**Action item**
Every line containing the string "Supplier" is to be copied from the records.

»»

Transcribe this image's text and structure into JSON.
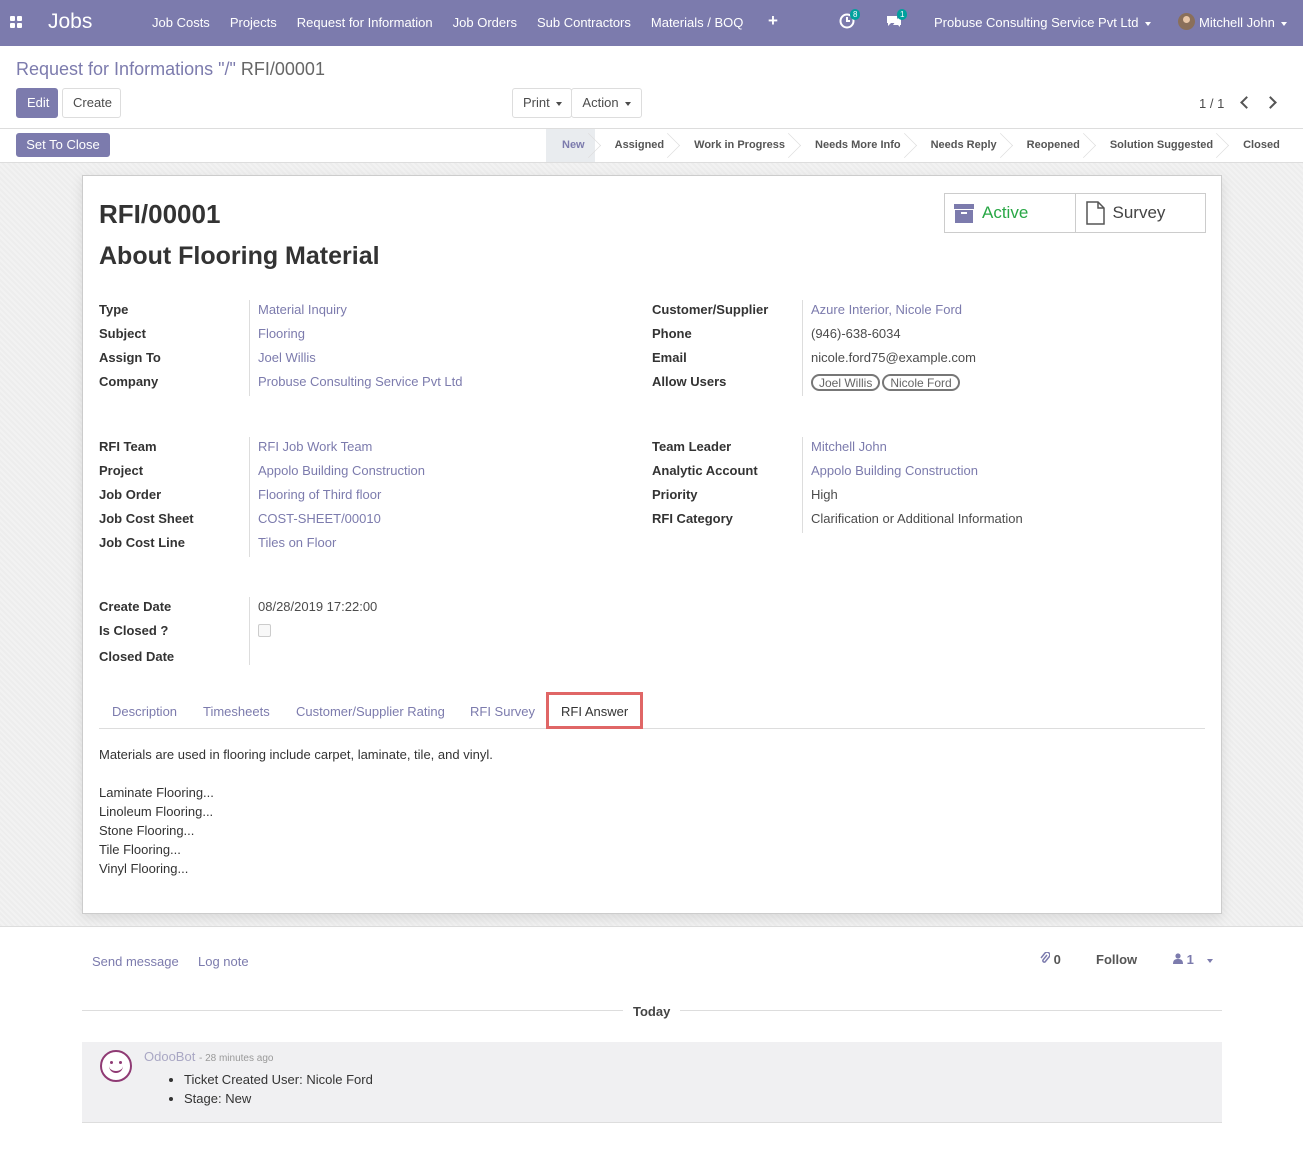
{
  "navbar": {
    "brand": "Jobs",
    "menu": [
      "Job Costs",
      "Projects",
      "Request for Information",
      "Job Orders",
      "Sub Contractors",
      "Materials / BOQ"
    ],
    "plus": "+",
    "activity_count": "8",
    "messages_count": "1",
    "company": "Probuse Consulting Service Pvt Ltd",
    "user": "Mitchell John"
  },
  "control": {
    "breadcrumb_parent": "Request for Informations \"/\"",
    "breadcrumb_current": "RFI/00001",
    "edit": "Edit",
    "create": "Create",
    "print": "Print",
    "action": "Action",
    "pager": "1 / 1"
  },
  "statusbar": {
    "set_close": "Set To Close",
    "stages": [
      "New",
      "Assigned",
      "Work in Progress",
      "Needs More Info",
      "Needs Reply",
      "Reopened",
      "Solution Suggested",
      "Closed"
    ],
    "active_stage": "New"
  },
  "record": {
    "number": "RFI/00001",
    "title": "About Flooring Material",
    "smart_buttons": {
      "active": "Active",
      "survey": "Survey"
    },
    "left1": [
      {
        "label": "Type",
        "value": "Material Inquiry",
        "link": true
      },
      {
        "label": "Subject",
        "value": "Flooring",
        "link": true
      },
      {
        "label": "Assign To",
        "value": "Joel Willis",
        "link": true
      },
      {
        "label": "Company",
        "value": "Probuse Consulting Service Pvt Ltd",
        "link": true
      }
    ],
    "right1": [
      {
        "label": "Customer/Supplier",
        "value": "Azure Interior, Nicole Ford",
        "link": true
      },
      {
        "label": "Phone",
        "value": "(946)-638-6034",
        "link": false
      },
      {
        "label": "Email",
        "value": "nicole.ford75@example.com",
        "link": false
      },
      {
        "label": "Allow Users",
        "tags": [
          "Joel Willis",
          "Nicole Ford"
        ]
      }
    ],
    "left2": [
      {
        "label": "RFI Team",
        "value": "RFI Job Work Team",
        "link": true
      },
      {
        "label": "Project",
        "value": "Appolo Building Construction",
        "link": true
      },
      {
        "label": "Job Order",
        "value": "Flooring of Third floor",
        "link": true
      },
      {
        "label": "Job Cost Sheet",
        "value": "COST-SHEET/00010",
        "link": true
      },
      {
        "label": "Job Cost Line",
        "value": "Tiles on Floor",
        "link": true
      }
    ],
    "right2": [
      {
        "label": "Team Leader",
        "value": "Mitchell John",
        "link": true
      },
      {
        "label": "Analytic Account",
        "value": "Appolo Building Construction",
        "link": true
      },
      {
        "label": "Priority",
        "value": "High",
        "link": false
      },
      {
        "label": "RFI Category",
        "value": "Clarification or Additional Information",
        "link": false
      }
    ],
    "left3": [
      {
        "label": "Create Date",
        "value": "08/28/2019 17:22:00",
        "link": false
      },
      {
        "label": "Is Closed ?",
        "checkbox": true
      },
      {
        "label": "Closed Date",
        "value": "",
        "link": false
      }
    ],
    "tabs": [
      "Description",
      "Timesheets",
      "Customer/Supplier Rating",
      "RFI Survey",
      "RFI Answer"
    ],
    "active_tab": "RFI Answer",
    "answer_intro": "Materials are used in flooring include carpet, laminate, tile, and vinyl.",
    "answer_lines": [
      "Laminate Flooring...",
      "Linoleum Flooring...",
      "Stone Flooring...",
      "Tile Flooring...",
      "Vinyl Flooring..."
    ]
  },
  "chatter": {
    "send_message": "Send message",
    "log_note": "Log note",
    "attachments": "0",
    "follow": "Follow",
    "followers": "1",
    "today": "Today",
    "author": "OdooBot",
    "time": "28 minutes ago",
    "items": [
      "Ticket Created User: Nicole Ford",
      "Stage: New"
    ]
  },
  "colors": {
    "primary": "#7c7bad",
    "active_green": "#28a745",
    "highlight": "#e06666"
  }
}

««

**Solution below**
        "label": "Customer/Supplier",
      "Customer/Supplier Rating",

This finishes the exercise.